2013 was the make or break year for Hughes and his Yankee career. He was due to be a free agent at season’s end and there wasn’t a lot of support from the fan base to keep him on the team moving forward. The way his 2013 started didn’t help things either. He began the year on the injured list due to a back injury. Once he was healthy, the Phil Hughes of 2011 came back and showed he was incapable of having back to back good (or even decent) seasons. Hughes would throw 145.2 innings with a 5.19 ERA and 14 losses compared to just 4 wins. His stat line in the confines of Yankee Stadium was just atrocious. He had a win/loss record of 1-10 and an ERA of 6.32. This was the final straw for the fan base and there was no support for bringing Hughes back for another season.
Following the end of his Yankee career, Phil Hughes would sign a three-year, $24 million deal with the Minnesota Twins. Hughes would go on to have his best season in the first year of that deal. He won 16 games in 2014 with an ERA of 3.52 over 209.2 innings, marking the first time in his career that Hughes surpassed 200 innings pitched. He would finish 7th in Cy Young Award voting that season and looked like a player that just needed a change of scenery in order to succeed.
This was not the case though. Hughes would spend the next few seasons putting up ERAs in the 4s and 5s. He would never surpass 200 innings pitched again and would struggle to stay healthy, dealing with multiple injuries.
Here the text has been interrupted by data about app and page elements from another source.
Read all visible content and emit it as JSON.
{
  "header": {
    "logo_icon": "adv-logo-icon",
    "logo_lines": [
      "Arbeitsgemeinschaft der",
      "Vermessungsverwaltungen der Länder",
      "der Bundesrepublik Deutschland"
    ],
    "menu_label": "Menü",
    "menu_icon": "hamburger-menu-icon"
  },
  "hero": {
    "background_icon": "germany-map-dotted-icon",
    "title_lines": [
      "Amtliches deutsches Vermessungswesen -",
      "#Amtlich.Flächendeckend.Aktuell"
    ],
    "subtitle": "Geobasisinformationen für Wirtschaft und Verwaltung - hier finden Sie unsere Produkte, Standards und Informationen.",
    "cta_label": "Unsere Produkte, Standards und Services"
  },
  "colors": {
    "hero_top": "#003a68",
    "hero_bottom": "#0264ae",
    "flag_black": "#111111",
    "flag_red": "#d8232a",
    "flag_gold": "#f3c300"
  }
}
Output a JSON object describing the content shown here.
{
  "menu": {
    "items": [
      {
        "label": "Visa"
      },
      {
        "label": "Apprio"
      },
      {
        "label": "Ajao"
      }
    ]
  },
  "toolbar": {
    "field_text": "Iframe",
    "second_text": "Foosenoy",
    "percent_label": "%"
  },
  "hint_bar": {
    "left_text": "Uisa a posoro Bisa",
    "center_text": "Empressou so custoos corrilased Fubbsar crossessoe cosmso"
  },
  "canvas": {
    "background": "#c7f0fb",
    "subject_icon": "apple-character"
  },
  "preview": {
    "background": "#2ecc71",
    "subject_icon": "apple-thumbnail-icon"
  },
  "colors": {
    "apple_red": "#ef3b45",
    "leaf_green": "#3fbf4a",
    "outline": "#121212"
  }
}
In May of 2018, he was traded to the San Diego Padres but was later designated for assignment in August of that year.
Phil Hughes retires with 88 wins in 290 starts with an ERA of 4.52 and 17.7 WAR. It’s hard to imagine Phil Hughes was a successful player given the hype surrounding him when he originally came up to start for the Yankees. However, he did help the team win a World Series, he had one season as the Ace of a team even if it wasn’t the Yankees. He also had a handful of big moments during a career that lasted over a decade.
There aren’t a lot of people that can claim a career like that, and given all the obstacles he faced during that time, it’s amazing he ended up retiring with the numbers he has. My hat is off to Phil Hughes and I wish him luck in his future endeavors. He’s got a pretty cool gig in the card trading business so check that out if you get the chance.